The day was designated in April 2017 by the General Assembly of the United Nations to raise public awareness of the contribution of such businesses to sustainable development, and to encourage UN member states to support such businesses.
The reason the UN decided to recognise these businesses annually is that they’re the backbone of most economies worldwide and they play a key role in developing countries. But what is a Micro, Small or Medium-sized Enterprise (which I’ll abbreviate to MSME to save on my blog word count)? The answer is that MSMEs generally employ fewer than 250 persons, they make up over 90% of all firms, and they account for between 60% and 70% of total employment and 50% of GDP.
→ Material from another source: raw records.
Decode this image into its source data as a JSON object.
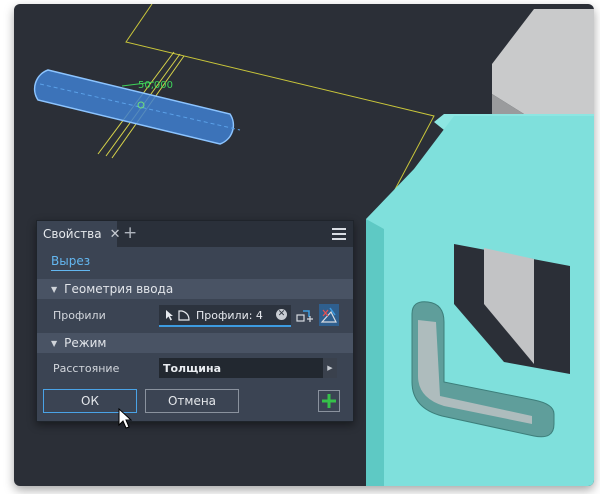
{
  "viewport": {
    "dimension_label": "50,000"
  },
  "panel": {
    "tab_title": "Свойства",
    "tab_close": "✕",
    "tab_add": "+",
    "subtab": "Вырез",
    "section_input_geometry": "Геометрия ввода",
    "profiles_label": "Профили",
    "profiles_value": "Профили: 4",
    "section_mode": "Режим",
    "distance_label": "Расстояние",
    "distance_value": "Толщина",
    "ok_label": "ОК",
    "cancel_label": "Отмена"
  },
  "colors": {
    "panel_bg": "#3b4453",
    "accent": "#3d9be0",
    "sheet_metal": "#7fe0dc",
    "sketch_line": "#c9c63a",
    "add_green": "#35c24a"
  },
  "icons": [
    "close-icon",
    "plus-icon",
    "hamburger-menu-icon",
    "collapse-triangle-icon",
    "select-cursor-icon",
    "profile-shape-icon",
    "clear-icon",
    "sketch-tool-icon",
    "filter-tool-icon",
    "dropdown-arrow-icon",
    "add-plus-icon",
    "mouse-pointer-icon"
  ]
}
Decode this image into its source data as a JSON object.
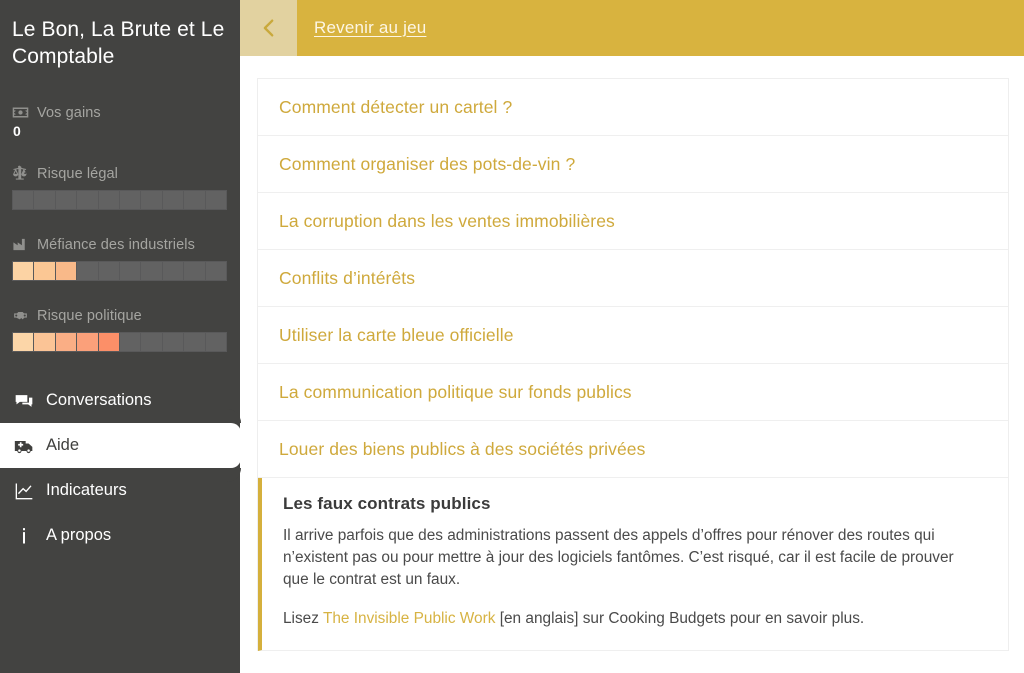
{
  "sidebar": {
    "brand": "Le Bon, La Brute et Le Comptable",
    "stats": [
      {
        "icon": "banknote-icon",
        "label": "Vos gains",
        "value": "0",
        "type": "value"
      },
      {
        "icon": "scales-icon",
        "label": "Risque légal",
        "type": "meter",
        "segments": 10,
        "filled": 0,
        "colors": []
      },
      {
        "icon": "factory-icon",
        "label": "Méfiance des industriels",
        "type": "meter",
        "segments": 10,
        "filled": 3,
        "colors": [
          "#fcd3a4",
          "#fbc794",
          "#f9b989"
        ]
      },
      {
        "icon": "handshake-icon",
        "label": "Risque politique",
        "type": "meter",
        "segments": 10,
        "filled": 5,
        "colors": [
          "#fcd6a8",
          "#fbc496",
          "#faae85",
          "#fba07a",
          "#fc8f68"
        ]
      }
    ],
    "nav": [
      {
        "icon": "chat-icon",
        "label": "Conversations",
        "active": false
      },
      {
        "icon": "ambulance-icon",
        "label": "Aide",
        "active": true
      },
      {
        "icon": "chart-line-icon",
        "label": "Indicateurs",
        "active": false
      },
      {
        "icon": "info-icon",
        "label": "A propos",
        "active": false
      }
    ]
  },
  "topbar": {
    "back_icon": "chevron-left-icon",
    "back_label": "Revenir au jeu"
  },
  "faq": {
    "items": [
      "Comment détecter un cartel ?",
      "Comment organiser des pots-de-vin ?",
      "La corruption dans les ventes immobilières",
      "Conflits d’intérêts",
      "Utiliser la carte bleue officielle",
      "La communication politique sur fonds publics",
      "Louer des biens publics à des sociétés privées"
    ],
    "expanded": {
      "title": "Les faux contrats publics",
      "body": "Il arrive parfois que des administrations passent des appels d’offres pour rénover des routes qui n’existent pas ou pour mettre à jour des logiciels fantômes. C’est risqué, car il est facile de prouver que le contrat est un faux.",
      "read_prefix": "Lisez ",
      "read_link": "The Invisible Public Work",
      "read_suffix": " [en anglais] sur Cooking Budgets pour en savoir plus."
    }
  },
  "colors": {
    "sidebar_bg": "#434341",
    "topbar_gold": "#d8b33f",
    "back_btn_gold": "#e2d2a0",
    "link_gold": "#cfa93c",
    "accent_bar": "#d5b03c"
  }
}
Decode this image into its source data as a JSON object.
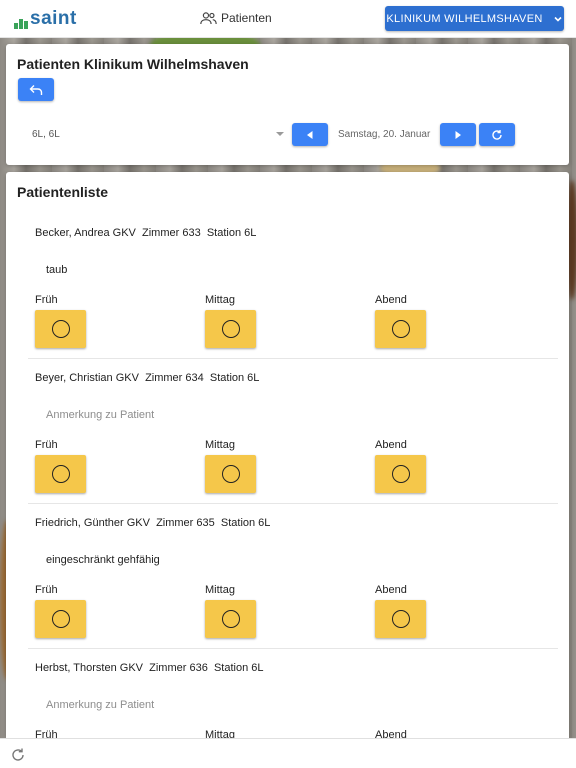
{
  "brand": {
    "name": "saint",
    "logo_color": "#2a6fa8",
    "mark_color": "#3aa35a"
  },
  "nav": {
    "patients_label": "Patienten",
    "patients_icon": "users-icon"
  },
  "clinic_button": {
    "label": "KLINIKUM WILHELMSHAVEN",
    "icon": "chevron-down-icon",
    "color": "#2d6fd0"
  },
  "header_card": {
    "title": "Patienten Klinikum Wilhelmshaven",
    "back_icon": "undo-arrow-icon",
    "station_select": {
      "value": "6L, 6L"
    },
    "date": "Samstag, 20. Januar",
    "prev_icon": "triangle-left-icon",
    "next_icon": "triangle-right-icon",
    "refresh_icon": "refresh-icon",
    "accent": "#3b82f6"
  },
  "patient_list": {
    "title": "Patientenliste",
    "meal_labels": {
      "breakfast": "Früh",
      "lunch": "Mittag",
      "dinner": "Abend"
    },
    "meal_button_color": "#f5c74a",
    "note_placeholder": "Anmerkung zu Patient",
    "patients": [
      {
        "name": "Becker, Andrea GKV",
        "room": "Zimmer 633",
        "station": "Station 6L",
        "note": "taub"
      },
      {
        "name": "Beyer, Christian GKV",
        "room": "Zimmer 634",
        "station": "Station 6L",
        "note": ""
      },
      {
        "name": "Friedrich, Günther GKV",
        "room": "Zimmer 635",
        "station": "Station 6L",
        "note": "eingeschränkt gehfähig"
      },
      {
        "name": "Herbst, Thorsten GKV",
        "room": "Zimmer 636",
        "station": "Station 6L",
        "note": ""
      }
    ]
  },
  "bottom_bar": {
    "reload_icon": "reload-icon"
  }
}
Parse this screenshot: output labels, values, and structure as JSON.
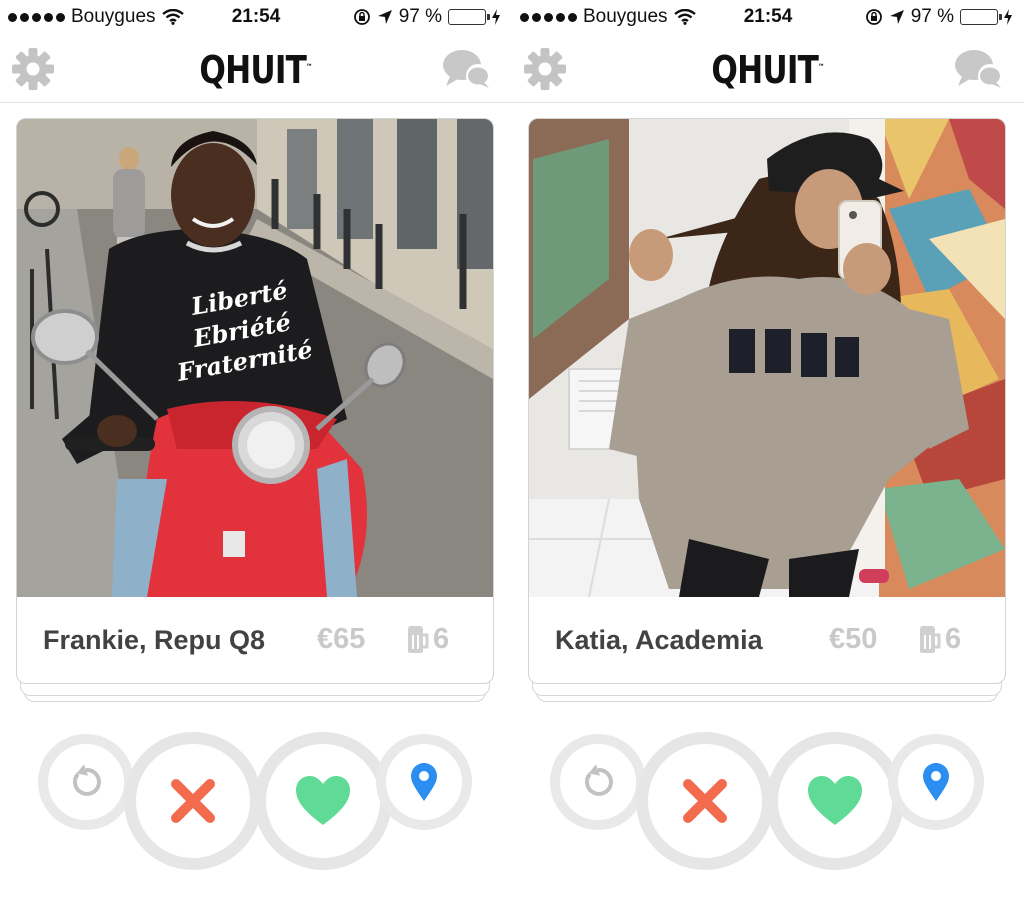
{
  "status_bar": {
    "carrier": "Bouygues",
    "time": "21:54",
    "battery": "97 %",
    "battery_level": 0.97
  },
  "app": {
    "logo": "QHUIT",
    "logo_tm": "™"
  },
  "screens": [
    {
      "profile": {
        "name_line": "Frankie, Repu Q8",
        "price": "€65",
        "beers": "6"
      }
    },
    {
      "profile": {
        "name_line": "Katia, Academia",
        "price": "€50",
        "beers": "6"
      }
    }
  ],
  "icons": {
    "settings": "gear-icon",
    "messages": "chat-bubbles-icon",
    "undo": "undo-icon",
    "nope": "x-icon",
    "like": "heart-icon",
    "location": "location-pin-icon",
    "beer": "beer-mug-icon"
  },
  "colors": {
    "nope": "#f26b4c",
    "like": "#5fdb97",
    "location": "#2b8ef0",
    "battery": "#4cd964",
    "muted_text": "#c9c9c9",
    "name_text": "#424242"
  }
}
Breaking that down further, while we’ve all heard of SMEs, according to the FCA, a ‘micro-enterprise’ is one that employs fewer than 10 people and has a turnover or balance sheet of less than €2 million. We recognise the names of international giants such as Disney, Starbucks, Shell, Apple, Amazon and HSBC, but we’re probably much less familiar with the micro-businesses right on our own doorsteps. I know that I am (or I was until Covid-19). When I was walking to the office every day, before lockdown, I used to have my head down and not really take much notice of the micro-businesses that I was passing; I bought my morning coffee from one of the international giants right next to the office and went to work. Since I started working from home, however, I’ve been trying to get in my 10,000 steps a day and as a result I’ve become acquainted with a number of micro-businesses within half a mile of my house: a couple of small independent coffee shops, a butcher, a baker and a fishmonger (but sadly no candlestick maker) to name a few.
As a professional adviser my default position is to wonder whether these businesses need some legal advice: do they have employment contracts for their staff, when is their lease due for renewal, are they trading as a limited company and if not, should they be? However, since lockdown I’ve decided that the most useful thing I can do is buy something from them, and I’d urge you all to do the same. I have nothing against the international giants and they have a crucial role to play in a well-rounded economy. When I needed a 30m ethernet cable two weeks into lockdown, Amazon did me proud and my local computer shop was (and still is) closed. However, if I fancy a coffee, a bacon buttie, a fresh chicken, a loaf of freshly baked bread or a fillet of haddock, I now go for a stretch of the legs, put some money into the pocket of a local micro-business and generally pick up a morsel of local chat at the same time.
Although there is certainly an element of altruism in my ‘shop locally’ campaign, I must stress that I probably wouldn’t feel quite so altruistic if my local micro-businesses didn’t sell good quality products. However I can say hand on heart that the quality of the produce is as good as in any of the big retail multiples, and in many cases, better.
So as we approach Micro, Small and Medium-sized Enterprises Day ask yourself whether you could spread your spending around so that more of it supports a local micro-enterprise. It may not always be obvious, but the people who founded, run and make a living from these businesses are real entrepreneurs and they have skin in the game. They’ll have invested in stock, equipment, decorating their premises and generally getting themselves ready to welcome you to their business. If you don’t buy a sufficient number of coffees, bacon butties, fresh chickens, freshly baked bread or fillets of haddock, one day the businesses won’t be there, the micro-business entrepreneur will very possibly have taken a significant financial hit, and in future your shopping experience will be that little bit less varied.